yellojkt said...


Trashy novels from the 1920s sounds rich. I am ver partial to John D. MacDonald potboilers from the 1950s. It's like another universe. Plots revolve around the fact that even rich company executives only have one car in the family.

And pixel: I assume after 5 pm, fruity rum drinks are mandatory.

paula said...

Dude. This so totally fits with my diet.

"Read so you don't pig out"

I'm IN!!

(I'll even post the weight loss at the end of the month)


trusty getto said...

All I'm reading these days are novels. Cheap, easy, effortless ones. I can't say I want to structure it, or claim credit of any sort from it though. Guess I'm just a slacker ;^)

Anonymous said...

I like this idea. However, like Karen, most of my "TBR" pile is nonfiction at this point. So I'll just kind of run a parallel course this month, catching up on my reading without being an "official" participant.

yellojkt said...

I read For Whom the Bell Tolls as a Book on CD and really enjoyed it. I want to re-read The Sun Also Rises someday.

Anonymous said...

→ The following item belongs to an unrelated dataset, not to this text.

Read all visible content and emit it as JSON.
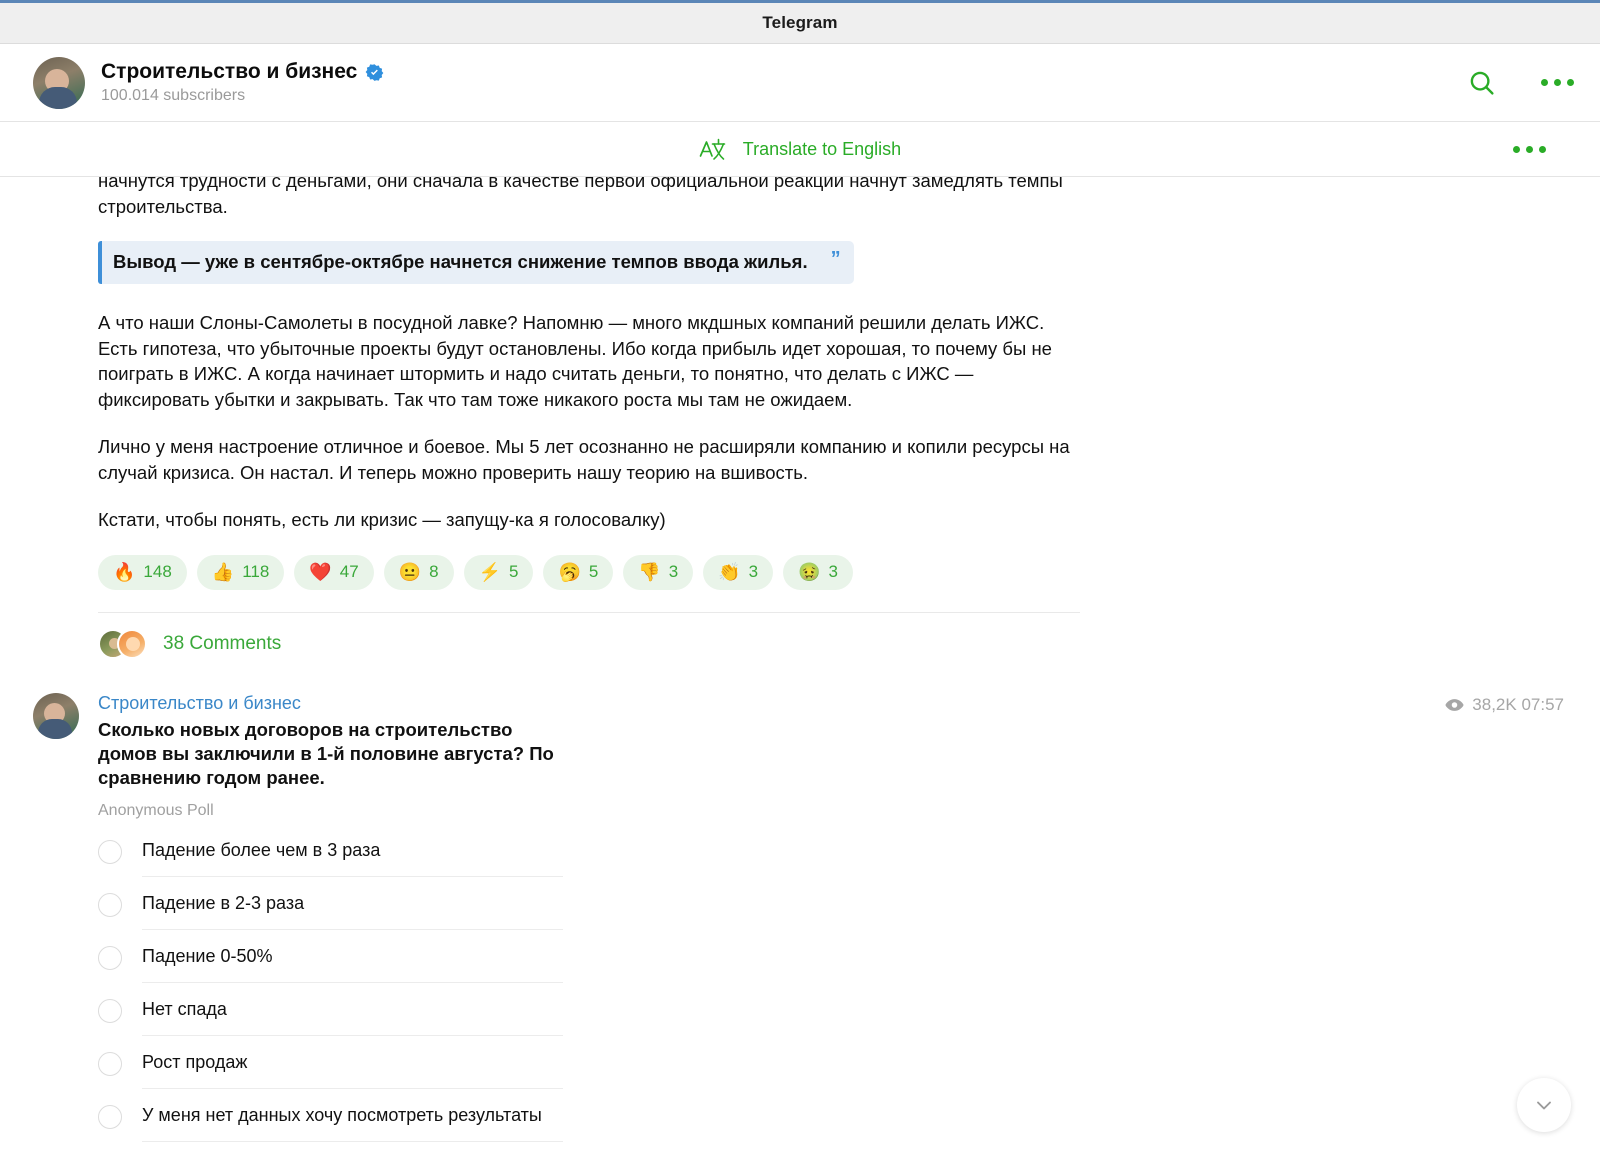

I think your central premise is a little off. As a NaNoWriMo participant, I didn't write for the purposes of publication. The only long-form writing I had ever done was for scientific research. Writing an extended piece of fiction gave me a first-hand insight that made me appreciate reading novels more. I think most writers are aware that writing a novel "is harder than it looks". Actually sitting down to write one helped me understand just what about it is that damn hard.

I loved The Sun Also Rises. It is the funniest work of Hemingway I've read.

Eric said...

You've got my support...I have enough unread books to build a raft out of and row my butt down the river. Or maybe a fort.